— YOUR ASSIGNMENT —
Each line below that contains the word "Hebrew" must be copied.

— TASK INPUTS —
☆ ☆ ☆ ☆ ☆
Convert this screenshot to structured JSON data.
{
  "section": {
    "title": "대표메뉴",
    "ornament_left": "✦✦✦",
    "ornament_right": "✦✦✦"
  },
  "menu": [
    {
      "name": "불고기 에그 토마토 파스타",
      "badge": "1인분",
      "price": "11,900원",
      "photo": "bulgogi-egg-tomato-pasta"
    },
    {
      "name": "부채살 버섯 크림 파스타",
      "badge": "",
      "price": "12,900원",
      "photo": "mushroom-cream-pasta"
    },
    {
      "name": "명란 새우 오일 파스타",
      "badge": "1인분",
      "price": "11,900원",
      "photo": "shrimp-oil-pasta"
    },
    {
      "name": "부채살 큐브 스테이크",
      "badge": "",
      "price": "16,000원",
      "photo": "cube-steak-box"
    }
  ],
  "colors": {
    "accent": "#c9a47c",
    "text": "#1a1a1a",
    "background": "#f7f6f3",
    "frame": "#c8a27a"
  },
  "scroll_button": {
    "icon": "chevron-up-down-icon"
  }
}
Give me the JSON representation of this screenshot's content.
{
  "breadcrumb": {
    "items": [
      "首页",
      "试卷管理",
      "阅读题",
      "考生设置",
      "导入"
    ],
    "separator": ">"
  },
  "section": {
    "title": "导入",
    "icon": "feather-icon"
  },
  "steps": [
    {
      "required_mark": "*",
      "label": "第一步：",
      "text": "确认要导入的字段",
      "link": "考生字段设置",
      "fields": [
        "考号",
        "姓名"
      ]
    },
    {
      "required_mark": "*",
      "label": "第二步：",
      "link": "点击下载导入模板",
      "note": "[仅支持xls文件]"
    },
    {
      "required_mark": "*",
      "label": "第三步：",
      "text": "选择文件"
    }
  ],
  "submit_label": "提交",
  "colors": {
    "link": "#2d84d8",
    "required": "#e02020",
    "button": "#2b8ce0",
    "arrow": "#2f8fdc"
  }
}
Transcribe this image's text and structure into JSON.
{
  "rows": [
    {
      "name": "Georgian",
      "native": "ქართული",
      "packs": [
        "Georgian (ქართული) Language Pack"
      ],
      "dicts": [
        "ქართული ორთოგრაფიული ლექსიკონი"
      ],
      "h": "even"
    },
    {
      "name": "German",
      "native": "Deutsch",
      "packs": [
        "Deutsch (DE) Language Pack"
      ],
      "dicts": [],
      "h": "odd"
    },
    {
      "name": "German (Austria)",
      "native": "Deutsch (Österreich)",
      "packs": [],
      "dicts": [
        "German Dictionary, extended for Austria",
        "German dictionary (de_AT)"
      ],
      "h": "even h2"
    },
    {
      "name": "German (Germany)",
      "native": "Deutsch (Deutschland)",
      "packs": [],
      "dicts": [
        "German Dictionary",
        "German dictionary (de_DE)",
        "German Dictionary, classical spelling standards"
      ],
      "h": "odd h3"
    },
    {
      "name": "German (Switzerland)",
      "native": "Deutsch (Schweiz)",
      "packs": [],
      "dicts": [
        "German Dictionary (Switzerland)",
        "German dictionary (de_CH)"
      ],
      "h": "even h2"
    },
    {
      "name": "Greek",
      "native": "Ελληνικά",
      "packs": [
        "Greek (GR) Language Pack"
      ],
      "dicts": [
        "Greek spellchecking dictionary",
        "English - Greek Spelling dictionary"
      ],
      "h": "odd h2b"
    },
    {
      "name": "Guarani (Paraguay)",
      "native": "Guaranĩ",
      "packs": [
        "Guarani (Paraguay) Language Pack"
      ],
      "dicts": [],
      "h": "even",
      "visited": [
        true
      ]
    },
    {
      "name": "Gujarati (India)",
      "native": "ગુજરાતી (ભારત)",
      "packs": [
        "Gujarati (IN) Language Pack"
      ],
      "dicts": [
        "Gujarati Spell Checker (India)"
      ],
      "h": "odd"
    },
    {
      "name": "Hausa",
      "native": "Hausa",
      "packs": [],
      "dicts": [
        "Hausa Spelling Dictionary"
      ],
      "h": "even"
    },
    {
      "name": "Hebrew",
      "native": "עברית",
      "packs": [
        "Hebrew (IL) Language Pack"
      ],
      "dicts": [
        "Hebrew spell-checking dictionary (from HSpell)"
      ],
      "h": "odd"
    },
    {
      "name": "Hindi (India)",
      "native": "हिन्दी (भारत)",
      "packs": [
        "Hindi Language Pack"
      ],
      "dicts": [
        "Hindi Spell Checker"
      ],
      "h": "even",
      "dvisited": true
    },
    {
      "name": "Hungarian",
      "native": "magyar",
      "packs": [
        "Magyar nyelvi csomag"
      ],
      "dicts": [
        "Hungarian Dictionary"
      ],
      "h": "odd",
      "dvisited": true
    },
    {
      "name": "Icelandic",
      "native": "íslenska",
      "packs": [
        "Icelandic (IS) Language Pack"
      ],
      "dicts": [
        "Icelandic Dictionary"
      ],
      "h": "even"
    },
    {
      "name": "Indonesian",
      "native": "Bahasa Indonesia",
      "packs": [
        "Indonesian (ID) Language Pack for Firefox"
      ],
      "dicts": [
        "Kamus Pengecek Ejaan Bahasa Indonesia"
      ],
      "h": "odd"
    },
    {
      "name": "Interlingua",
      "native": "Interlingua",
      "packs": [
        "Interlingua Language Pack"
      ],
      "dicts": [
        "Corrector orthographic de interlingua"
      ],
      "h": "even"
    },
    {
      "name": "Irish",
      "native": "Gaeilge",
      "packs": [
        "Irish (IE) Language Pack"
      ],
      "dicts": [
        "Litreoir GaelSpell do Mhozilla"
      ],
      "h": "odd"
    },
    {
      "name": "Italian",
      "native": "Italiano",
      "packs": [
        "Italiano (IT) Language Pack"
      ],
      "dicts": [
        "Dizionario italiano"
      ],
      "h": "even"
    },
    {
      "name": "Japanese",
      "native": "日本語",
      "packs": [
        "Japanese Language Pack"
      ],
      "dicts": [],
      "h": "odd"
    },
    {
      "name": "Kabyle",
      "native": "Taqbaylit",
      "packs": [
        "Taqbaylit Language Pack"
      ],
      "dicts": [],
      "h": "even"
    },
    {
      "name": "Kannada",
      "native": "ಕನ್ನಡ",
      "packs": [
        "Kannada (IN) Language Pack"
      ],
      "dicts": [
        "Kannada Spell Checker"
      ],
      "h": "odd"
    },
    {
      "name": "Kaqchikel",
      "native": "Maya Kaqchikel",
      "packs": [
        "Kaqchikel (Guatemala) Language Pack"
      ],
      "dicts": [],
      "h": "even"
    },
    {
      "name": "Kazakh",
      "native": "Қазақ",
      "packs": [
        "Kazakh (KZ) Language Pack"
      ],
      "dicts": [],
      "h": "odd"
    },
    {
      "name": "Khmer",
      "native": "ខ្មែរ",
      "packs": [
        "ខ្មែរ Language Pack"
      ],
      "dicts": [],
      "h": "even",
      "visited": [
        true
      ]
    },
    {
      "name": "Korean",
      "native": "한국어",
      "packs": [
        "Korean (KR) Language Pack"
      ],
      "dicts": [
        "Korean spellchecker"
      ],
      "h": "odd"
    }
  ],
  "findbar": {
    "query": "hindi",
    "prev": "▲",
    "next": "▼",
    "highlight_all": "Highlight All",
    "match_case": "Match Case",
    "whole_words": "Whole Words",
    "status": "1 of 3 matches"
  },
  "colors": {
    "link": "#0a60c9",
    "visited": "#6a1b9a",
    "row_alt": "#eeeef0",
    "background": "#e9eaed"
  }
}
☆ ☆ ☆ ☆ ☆
— RESULT OF THIS EXERCISE —
      "name": "Hebrew",
        "Hebrew (IL) Language Pack"
        "Hebrew spell-checking dictionary (from HSpell)"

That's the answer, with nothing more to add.